Dataset entries
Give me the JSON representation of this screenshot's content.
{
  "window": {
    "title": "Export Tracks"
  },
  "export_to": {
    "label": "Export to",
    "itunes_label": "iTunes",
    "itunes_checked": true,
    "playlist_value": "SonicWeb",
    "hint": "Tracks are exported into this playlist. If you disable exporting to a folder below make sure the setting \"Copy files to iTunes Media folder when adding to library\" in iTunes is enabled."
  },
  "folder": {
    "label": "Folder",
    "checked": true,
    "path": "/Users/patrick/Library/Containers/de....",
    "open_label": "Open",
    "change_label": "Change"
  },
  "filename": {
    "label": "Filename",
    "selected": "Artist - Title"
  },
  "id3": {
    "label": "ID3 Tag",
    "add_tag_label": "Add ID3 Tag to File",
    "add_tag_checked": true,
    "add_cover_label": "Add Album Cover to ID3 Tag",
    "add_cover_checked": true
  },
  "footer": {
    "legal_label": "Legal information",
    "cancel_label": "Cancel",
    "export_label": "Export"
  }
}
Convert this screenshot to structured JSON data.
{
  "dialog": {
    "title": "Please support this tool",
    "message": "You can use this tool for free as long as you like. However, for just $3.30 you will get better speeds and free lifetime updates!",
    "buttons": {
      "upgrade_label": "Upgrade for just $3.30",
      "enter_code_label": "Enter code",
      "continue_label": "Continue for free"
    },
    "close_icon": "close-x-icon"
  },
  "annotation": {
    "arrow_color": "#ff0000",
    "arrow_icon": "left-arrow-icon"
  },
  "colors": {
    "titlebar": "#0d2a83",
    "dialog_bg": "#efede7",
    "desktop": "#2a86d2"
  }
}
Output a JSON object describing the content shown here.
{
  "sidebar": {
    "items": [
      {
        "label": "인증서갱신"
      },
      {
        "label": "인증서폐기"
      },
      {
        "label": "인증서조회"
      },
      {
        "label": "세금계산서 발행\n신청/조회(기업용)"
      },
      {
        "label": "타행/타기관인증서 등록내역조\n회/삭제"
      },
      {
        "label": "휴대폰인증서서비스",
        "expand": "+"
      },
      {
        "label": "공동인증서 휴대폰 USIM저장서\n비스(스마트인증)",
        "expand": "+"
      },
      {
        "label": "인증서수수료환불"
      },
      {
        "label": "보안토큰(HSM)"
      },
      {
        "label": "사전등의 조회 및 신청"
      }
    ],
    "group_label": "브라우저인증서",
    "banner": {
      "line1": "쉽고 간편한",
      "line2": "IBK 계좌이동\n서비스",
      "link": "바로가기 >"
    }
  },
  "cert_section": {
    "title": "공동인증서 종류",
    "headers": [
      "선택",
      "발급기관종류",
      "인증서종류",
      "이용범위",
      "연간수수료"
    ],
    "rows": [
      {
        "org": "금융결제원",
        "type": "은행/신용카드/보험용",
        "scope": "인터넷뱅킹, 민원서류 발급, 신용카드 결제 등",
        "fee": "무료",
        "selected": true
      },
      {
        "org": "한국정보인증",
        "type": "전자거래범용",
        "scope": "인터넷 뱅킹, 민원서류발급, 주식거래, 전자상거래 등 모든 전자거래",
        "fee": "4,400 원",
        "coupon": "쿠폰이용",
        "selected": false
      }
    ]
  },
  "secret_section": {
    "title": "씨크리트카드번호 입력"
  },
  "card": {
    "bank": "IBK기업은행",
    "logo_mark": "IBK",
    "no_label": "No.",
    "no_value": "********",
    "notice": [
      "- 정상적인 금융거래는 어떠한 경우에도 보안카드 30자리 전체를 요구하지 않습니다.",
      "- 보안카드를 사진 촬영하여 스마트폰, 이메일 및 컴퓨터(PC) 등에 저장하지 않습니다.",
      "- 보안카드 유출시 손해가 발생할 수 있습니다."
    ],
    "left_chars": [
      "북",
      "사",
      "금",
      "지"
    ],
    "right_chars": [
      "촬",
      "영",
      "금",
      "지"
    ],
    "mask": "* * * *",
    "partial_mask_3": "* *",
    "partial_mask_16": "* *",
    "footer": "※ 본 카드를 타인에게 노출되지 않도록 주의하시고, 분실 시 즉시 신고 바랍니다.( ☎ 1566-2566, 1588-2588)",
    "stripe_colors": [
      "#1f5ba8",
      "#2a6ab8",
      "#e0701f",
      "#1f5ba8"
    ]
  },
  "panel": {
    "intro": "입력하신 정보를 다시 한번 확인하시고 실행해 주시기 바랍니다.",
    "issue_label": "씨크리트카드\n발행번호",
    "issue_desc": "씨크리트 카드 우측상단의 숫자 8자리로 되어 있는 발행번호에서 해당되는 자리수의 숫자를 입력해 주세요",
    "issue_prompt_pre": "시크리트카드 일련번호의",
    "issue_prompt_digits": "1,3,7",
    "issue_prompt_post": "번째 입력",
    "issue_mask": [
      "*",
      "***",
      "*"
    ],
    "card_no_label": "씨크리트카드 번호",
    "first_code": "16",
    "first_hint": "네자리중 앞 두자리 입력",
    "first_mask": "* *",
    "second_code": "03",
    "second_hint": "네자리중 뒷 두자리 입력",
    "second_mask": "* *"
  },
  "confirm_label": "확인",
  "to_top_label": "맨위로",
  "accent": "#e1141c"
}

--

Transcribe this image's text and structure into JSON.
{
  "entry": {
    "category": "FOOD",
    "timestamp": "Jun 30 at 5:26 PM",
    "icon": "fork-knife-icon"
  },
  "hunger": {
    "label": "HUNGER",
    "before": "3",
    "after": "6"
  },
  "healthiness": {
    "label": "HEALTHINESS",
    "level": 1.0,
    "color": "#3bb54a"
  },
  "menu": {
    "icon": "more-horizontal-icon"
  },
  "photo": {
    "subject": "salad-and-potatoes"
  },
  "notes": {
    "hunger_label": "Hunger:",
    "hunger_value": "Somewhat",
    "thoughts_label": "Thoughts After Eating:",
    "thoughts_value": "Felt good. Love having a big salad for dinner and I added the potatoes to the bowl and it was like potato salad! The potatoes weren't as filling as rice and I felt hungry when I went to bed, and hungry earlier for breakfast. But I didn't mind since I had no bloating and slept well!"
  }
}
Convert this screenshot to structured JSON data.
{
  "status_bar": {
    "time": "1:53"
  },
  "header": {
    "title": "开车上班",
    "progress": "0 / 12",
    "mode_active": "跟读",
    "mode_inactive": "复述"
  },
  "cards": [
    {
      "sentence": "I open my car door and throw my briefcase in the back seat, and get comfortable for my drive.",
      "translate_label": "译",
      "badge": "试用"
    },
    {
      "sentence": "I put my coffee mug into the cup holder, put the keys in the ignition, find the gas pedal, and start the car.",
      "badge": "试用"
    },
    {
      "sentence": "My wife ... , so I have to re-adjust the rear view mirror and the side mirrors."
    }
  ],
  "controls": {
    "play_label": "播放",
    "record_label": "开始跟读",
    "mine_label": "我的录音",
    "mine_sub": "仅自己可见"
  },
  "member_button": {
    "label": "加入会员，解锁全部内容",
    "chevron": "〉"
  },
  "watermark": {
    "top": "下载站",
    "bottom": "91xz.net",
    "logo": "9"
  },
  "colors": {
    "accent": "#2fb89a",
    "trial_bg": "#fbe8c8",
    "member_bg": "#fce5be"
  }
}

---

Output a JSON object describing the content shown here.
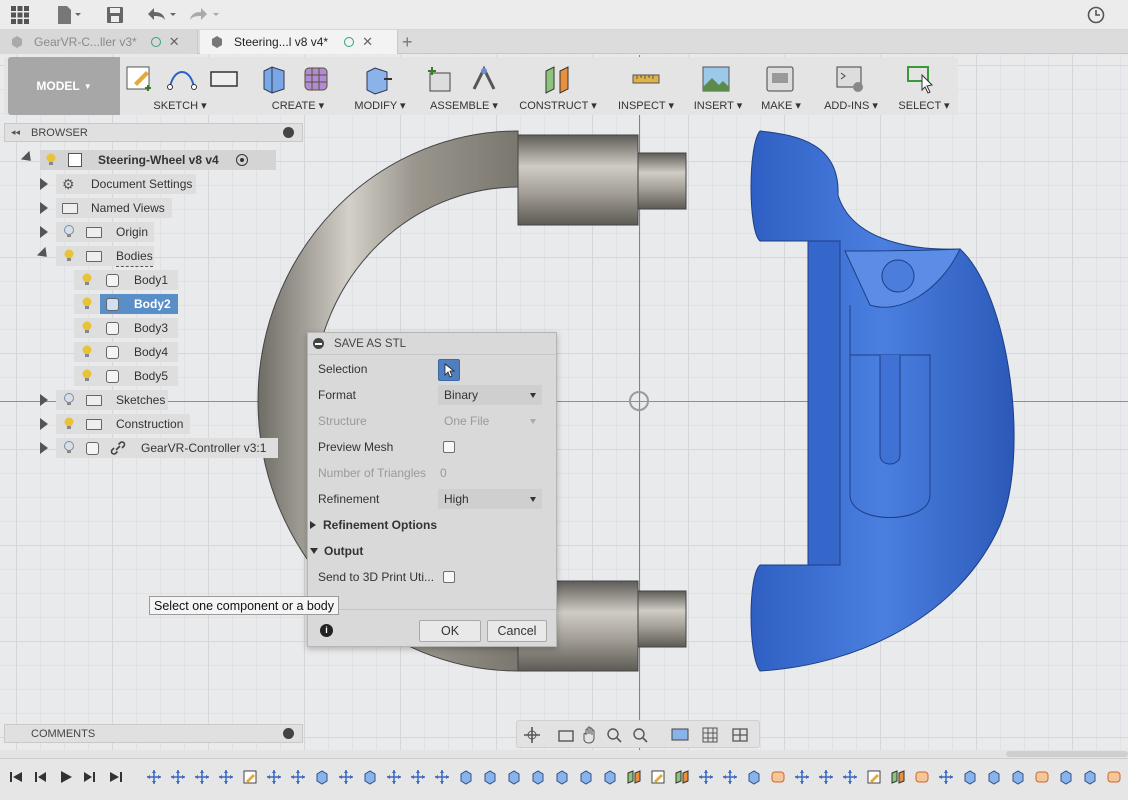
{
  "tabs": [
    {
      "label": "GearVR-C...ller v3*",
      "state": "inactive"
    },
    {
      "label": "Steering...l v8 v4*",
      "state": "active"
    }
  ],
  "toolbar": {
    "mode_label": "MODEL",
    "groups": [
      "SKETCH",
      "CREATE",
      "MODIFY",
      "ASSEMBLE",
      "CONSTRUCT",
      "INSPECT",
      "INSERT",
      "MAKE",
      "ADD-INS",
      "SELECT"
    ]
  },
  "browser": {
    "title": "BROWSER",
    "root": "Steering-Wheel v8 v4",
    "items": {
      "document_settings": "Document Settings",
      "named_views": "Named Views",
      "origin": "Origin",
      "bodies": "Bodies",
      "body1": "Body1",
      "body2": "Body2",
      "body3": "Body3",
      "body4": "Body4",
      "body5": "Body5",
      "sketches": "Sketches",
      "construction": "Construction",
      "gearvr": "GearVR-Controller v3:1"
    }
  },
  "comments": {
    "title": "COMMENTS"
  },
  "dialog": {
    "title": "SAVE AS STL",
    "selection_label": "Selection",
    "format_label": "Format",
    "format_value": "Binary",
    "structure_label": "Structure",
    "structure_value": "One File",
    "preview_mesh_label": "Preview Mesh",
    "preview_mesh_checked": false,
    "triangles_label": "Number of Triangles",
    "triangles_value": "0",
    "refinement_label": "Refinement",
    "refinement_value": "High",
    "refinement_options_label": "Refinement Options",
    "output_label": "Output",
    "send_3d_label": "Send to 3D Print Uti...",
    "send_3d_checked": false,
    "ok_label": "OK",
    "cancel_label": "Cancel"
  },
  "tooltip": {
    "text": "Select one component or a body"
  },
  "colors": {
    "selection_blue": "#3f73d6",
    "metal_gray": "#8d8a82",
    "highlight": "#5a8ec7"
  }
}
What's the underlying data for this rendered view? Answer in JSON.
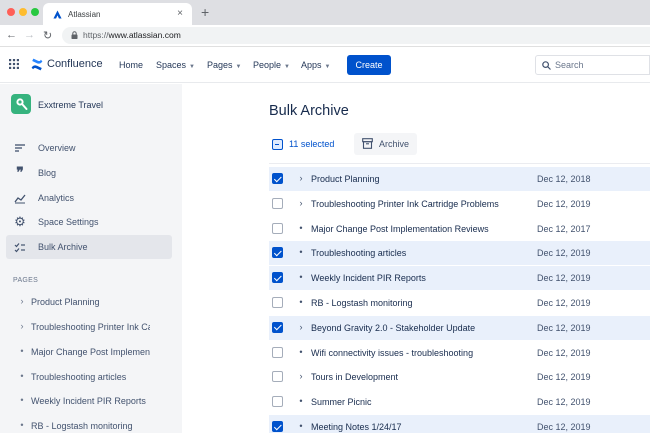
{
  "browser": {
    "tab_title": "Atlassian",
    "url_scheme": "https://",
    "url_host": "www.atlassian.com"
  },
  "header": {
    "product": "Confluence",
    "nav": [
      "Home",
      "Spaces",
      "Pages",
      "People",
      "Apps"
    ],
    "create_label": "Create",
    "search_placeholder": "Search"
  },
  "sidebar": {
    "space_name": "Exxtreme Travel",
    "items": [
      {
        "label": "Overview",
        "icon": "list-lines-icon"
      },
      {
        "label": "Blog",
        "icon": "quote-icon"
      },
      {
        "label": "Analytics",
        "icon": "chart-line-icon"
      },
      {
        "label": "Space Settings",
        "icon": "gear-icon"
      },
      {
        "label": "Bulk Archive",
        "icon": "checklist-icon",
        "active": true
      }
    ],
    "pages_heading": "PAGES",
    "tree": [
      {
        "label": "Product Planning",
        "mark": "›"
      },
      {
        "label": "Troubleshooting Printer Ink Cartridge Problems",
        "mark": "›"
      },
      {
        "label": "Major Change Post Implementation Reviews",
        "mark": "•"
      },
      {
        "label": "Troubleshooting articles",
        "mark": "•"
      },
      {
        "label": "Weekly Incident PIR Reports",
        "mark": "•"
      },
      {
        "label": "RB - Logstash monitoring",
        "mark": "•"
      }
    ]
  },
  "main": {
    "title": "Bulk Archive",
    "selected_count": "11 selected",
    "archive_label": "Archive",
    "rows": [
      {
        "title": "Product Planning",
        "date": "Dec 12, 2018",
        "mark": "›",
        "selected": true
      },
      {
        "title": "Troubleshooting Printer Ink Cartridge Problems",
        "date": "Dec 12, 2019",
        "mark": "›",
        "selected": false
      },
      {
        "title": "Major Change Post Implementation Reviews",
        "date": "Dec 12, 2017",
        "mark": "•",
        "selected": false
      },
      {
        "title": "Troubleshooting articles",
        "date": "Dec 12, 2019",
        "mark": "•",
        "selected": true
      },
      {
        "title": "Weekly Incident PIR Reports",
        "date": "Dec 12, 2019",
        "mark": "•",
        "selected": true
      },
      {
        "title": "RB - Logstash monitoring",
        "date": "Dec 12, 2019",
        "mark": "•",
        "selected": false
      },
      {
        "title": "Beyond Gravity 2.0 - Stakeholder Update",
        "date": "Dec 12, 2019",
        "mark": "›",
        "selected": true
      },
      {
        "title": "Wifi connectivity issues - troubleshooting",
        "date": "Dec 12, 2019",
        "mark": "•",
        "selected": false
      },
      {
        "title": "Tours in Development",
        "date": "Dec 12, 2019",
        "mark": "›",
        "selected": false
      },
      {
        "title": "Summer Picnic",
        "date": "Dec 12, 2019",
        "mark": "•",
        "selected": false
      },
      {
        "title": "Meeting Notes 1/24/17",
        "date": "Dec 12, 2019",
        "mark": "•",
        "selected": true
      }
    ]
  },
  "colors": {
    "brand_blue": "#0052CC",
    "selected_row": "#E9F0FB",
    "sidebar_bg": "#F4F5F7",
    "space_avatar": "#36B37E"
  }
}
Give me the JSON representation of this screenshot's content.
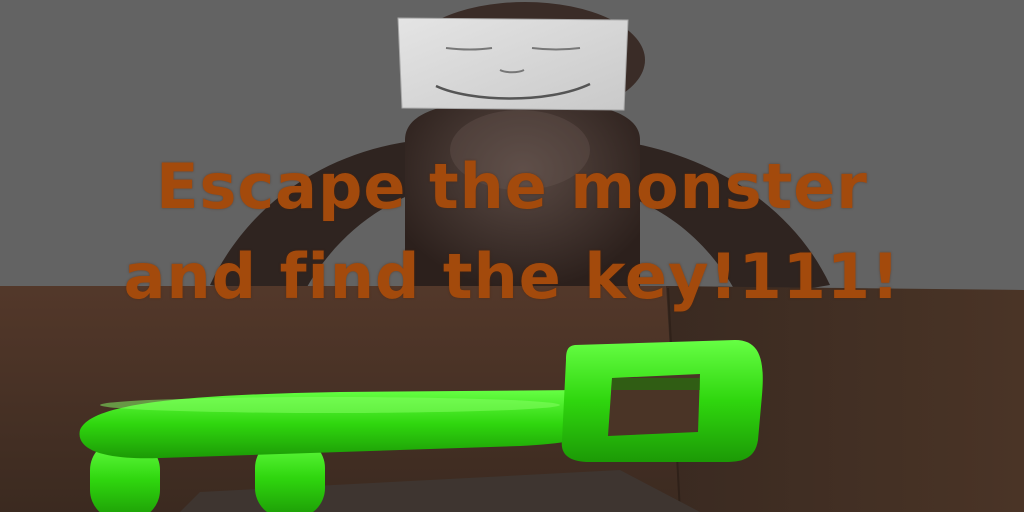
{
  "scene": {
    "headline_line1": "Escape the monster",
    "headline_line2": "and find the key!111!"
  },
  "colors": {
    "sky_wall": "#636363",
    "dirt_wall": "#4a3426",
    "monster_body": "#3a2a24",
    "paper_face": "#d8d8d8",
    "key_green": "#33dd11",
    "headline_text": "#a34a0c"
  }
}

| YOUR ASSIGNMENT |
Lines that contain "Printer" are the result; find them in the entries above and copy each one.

| EXERCISE RESPONSE |
        "label": "Troubleshooting Printer Ink Cartridge Problems",
        "title": "Troubleshooting Printer Ink Cartridge Problems",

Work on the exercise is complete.